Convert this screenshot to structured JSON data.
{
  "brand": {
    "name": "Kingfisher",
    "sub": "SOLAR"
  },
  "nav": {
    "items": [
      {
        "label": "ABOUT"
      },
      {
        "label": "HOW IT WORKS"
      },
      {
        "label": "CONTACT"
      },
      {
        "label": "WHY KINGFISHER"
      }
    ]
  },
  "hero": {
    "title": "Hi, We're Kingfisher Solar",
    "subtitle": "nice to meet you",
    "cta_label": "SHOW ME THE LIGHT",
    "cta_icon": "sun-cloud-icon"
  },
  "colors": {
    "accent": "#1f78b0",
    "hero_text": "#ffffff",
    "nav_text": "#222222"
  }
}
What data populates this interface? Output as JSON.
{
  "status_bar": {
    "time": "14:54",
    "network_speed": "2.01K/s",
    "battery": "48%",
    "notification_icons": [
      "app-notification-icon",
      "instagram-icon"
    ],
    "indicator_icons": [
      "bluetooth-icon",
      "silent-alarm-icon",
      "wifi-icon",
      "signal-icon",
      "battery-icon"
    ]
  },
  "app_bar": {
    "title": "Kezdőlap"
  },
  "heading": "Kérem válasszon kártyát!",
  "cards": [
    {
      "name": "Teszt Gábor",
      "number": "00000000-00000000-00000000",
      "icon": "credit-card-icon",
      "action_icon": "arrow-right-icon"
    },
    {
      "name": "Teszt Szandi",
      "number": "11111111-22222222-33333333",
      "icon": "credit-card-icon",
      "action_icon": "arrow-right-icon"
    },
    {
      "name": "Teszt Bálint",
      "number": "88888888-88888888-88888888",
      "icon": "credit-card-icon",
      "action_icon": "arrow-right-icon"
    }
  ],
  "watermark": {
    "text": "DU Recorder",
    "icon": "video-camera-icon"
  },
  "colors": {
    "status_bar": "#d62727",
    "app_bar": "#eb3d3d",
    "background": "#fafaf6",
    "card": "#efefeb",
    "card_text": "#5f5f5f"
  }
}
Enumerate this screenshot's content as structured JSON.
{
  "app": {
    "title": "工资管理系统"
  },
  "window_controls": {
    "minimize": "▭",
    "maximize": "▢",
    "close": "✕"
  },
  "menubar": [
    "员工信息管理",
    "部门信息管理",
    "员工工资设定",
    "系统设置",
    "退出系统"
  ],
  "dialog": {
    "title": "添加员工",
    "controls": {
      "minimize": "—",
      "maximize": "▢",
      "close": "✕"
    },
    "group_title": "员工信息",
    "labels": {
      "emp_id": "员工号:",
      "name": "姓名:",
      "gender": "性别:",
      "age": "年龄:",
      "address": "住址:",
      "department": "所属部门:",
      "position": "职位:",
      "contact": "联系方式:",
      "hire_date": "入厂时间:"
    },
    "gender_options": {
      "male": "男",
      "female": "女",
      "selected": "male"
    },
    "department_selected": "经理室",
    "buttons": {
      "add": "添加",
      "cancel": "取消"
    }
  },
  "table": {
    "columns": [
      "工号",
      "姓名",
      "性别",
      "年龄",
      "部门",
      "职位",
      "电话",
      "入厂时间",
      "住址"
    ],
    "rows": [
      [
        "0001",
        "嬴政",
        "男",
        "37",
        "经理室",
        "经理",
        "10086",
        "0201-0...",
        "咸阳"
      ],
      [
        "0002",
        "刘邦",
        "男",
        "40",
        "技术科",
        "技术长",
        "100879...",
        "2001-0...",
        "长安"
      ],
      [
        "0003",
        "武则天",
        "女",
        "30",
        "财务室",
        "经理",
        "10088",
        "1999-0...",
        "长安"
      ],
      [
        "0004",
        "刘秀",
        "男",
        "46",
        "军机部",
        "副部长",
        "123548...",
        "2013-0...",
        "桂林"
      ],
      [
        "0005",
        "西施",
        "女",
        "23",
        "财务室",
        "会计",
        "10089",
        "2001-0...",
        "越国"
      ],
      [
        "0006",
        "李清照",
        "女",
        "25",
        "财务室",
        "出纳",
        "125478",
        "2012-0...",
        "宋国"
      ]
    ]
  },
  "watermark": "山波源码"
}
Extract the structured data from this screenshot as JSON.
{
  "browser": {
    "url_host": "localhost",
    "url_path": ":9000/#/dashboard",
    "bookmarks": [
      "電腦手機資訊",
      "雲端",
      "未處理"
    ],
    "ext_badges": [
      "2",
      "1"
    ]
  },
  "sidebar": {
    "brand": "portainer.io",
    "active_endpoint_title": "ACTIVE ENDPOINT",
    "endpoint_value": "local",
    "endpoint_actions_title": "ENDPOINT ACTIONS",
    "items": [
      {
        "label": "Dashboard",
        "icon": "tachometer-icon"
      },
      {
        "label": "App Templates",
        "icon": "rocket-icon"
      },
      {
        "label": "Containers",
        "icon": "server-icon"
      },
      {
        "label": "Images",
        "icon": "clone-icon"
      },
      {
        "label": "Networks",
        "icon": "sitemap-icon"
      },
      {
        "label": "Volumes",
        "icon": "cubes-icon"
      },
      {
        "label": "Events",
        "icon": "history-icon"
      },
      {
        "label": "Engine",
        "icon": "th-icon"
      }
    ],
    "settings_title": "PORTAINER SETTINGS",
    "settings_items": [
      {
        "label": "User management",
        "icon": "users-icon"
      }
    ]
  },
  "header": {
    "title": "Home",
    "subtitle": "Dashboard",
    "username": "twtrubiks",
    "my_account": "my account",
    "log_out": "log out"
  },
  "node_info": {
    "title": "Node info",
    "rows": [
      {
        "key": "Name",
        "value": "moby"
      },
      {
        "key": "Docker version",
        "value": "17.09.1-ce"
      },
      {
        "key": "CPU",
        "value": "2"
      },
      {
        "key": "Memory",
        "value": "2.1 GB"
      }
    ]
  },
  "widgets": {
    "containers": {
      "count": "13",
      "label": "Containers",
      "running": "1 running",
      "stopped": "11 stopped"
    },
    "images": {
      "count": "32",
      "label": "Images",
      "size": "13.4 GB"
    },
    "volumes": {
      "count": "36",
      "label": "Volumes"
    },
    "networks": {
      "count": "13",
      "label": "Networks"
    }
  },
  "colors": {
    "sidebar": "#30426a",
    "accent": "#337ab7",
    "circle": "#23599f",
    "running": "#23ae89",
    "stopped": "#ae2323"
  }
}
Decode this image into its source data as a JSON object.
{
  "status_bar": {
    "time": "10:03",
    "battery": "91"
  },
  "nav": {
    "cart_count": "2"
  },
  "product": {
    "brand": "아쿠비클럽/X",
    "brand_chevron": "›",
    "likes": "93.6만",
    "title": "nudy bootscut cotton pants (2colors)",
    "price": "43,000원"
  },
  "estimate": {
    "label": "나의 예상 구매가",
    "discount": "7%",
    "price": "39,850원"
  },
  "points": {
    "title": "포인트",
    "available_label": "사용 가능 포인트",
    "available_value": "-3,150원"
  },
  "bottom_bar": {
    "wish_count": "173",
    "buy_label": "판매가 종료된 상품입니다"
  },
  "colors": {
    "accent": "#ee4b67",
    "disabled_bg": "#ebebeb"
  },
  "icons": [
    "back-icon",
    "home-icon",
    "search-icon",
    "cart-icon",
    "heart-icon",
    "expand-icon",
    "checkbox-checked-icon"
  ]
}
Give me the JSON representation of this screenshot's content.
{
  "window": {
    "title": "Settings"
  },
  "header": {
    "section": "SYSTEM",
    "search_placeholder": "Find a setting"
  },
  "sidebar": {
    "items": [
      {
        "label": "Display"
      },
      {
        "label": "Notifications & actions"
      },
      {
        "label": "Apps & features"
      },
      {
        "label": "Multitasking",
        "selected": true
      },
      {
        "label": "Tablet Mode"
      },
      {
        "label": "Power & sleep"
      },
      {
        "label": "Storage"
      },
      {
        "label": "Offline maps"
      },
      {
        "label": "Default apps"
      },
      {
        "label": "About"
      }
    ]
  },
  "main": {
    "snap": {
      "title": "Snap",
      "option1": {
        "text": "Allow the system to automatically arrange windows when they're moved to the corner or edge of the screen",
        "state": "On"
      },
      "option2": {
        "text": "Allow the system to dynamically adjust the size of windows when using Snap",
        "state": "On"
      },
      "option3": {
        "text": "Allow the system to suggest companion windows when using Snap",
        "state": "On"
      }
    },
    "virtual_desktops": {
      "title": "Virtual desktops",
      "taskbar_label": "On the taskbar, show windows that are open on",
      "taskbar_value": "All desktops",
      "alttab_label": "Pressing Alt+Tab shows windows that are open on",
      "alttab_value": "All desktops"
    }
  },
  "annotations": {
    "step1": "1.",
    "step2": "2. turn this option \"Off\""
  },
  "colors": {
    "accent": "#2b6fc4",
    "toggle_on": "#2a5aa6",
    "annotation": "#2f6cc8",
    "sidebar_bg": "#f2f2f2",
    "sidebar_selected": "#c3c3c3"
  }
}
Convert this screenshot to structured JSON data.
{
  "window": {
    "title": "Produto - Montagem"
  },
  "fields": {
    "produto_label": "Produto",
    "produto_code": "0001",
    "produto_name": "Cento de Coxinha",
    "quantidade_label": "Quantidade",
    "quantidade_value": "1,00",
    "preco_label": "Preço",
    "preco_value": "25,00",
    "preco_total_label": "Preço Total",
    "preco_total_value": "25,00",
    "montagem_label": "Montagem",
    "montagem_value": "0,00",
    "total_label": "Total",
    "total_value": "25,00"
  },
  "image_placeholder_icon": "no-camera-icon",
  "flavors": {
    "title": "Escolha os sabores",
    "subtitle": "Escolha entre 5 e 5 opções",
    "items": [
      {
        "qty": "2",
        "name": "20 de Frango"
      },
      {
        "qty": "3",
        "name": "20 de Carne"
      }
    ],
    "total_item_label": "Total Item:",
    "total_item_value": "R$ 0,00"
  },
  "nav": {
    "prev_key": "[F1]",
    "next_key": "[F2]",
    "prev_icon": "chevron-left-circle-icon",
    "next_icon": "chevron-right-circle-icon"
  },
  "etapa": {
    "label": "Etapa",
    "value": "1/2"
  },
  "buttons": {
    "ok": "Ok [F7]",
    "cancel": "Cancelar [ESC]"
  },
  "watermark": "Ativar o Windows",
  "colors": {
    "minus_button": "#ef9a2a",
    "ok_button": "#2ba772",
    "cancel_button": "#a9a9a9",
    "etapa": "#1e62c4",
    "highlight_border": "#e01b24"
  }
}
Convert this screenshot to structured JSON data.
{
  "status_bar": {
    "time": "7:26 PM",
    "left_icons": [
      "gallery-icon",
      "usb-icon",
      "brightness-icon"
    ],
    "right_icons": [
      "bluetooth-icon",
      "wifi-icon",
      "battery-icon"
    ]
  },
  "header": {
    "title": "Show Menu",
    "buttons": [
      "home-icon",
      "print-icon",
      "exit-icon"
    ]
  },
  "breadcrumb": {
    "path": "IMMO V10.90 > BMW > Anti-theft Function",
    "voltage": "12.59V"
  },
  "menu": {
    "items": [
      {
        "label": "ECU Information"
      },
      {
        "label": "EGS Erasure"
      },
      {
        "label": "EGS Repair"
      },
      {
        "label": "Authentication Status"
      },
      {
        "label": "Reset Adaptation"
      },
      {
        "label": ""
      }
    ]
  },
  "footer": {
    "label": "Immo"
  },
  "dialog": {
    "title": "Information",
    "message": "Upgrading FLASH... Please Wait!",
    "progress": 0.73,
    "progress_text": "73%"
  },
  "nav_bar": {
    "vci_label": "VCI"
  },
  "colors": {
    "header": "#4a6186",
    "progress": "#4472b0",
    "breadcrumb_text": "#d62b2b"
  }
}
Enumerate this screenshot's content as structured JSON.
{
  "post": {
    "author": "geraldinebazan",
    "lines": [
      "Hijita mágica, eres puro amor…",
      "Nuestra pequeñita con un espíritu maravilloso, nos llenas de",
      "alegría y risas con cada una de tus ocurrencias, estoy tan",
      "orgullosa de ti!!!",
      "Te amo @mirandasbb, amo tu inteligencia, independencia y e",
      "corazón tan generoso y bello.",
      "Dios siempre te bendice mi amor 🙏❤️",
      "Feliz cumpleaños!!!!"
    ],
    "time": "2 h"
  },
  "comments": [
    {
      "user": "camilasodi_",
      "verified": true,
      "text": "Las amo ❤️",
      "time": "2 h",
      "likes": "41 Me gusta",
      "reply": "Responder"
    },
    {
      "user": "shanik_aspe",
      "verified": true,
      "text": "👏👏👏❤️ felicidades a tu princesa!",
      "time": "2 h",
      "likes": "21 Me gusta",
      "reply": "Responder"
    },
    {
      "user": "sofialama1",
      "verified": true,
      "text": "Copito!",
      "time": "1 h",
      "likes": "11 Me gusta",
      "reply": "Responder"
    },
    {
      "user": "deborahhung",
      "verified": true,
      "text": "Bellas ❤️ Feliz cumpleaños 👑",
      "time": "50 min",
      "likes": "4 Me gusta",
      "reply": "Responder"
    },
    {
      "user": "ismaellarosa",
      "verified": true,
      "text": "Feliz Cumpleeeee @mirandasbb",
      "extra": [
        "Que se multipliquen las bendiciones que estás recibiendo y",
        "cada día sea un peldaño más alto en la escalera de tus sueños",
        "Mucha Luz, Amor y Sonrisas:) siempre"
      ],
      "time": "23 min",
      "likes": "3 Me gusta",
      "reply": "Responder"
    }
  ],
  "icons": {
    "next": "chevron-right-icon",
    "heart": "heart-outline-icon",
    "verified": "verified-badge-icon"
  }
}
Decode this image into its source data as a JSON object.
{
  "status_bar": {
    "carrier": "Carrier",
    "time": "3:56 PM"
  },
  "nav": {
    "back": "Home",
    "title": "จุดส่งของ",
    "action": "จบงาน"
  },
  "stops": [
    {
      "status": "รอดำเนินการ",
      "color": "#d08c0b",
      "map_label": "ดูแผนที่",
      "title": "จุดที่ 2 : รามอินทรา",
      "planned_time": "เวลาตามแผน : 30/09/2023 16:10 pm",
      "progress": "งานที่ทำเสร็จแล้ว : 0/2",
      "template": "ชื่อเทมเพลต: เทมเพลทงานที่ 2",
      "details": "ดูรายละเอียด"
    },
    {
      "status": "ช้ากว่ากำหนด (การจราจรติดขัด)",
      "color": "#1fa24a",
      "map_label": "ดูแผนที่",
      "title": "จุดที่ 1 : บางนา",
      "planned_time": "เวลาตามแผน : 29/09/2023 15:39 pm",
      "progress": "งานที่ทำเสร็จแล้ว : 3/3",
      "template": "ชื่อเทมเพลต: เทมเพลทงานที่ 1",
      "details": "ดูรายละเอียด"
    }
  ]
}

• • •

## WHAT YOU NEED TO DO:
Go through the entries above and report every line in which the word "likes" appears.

## RESULT OF THIS TASK:
    "likes": "93.6만",
      "likes": "41 Me gusta",
      "likes": "21 Me gusta",
      "likes": "11 Me gusta",
      "likes": "4 Me gusta",
      "likes": "3 Me gusta",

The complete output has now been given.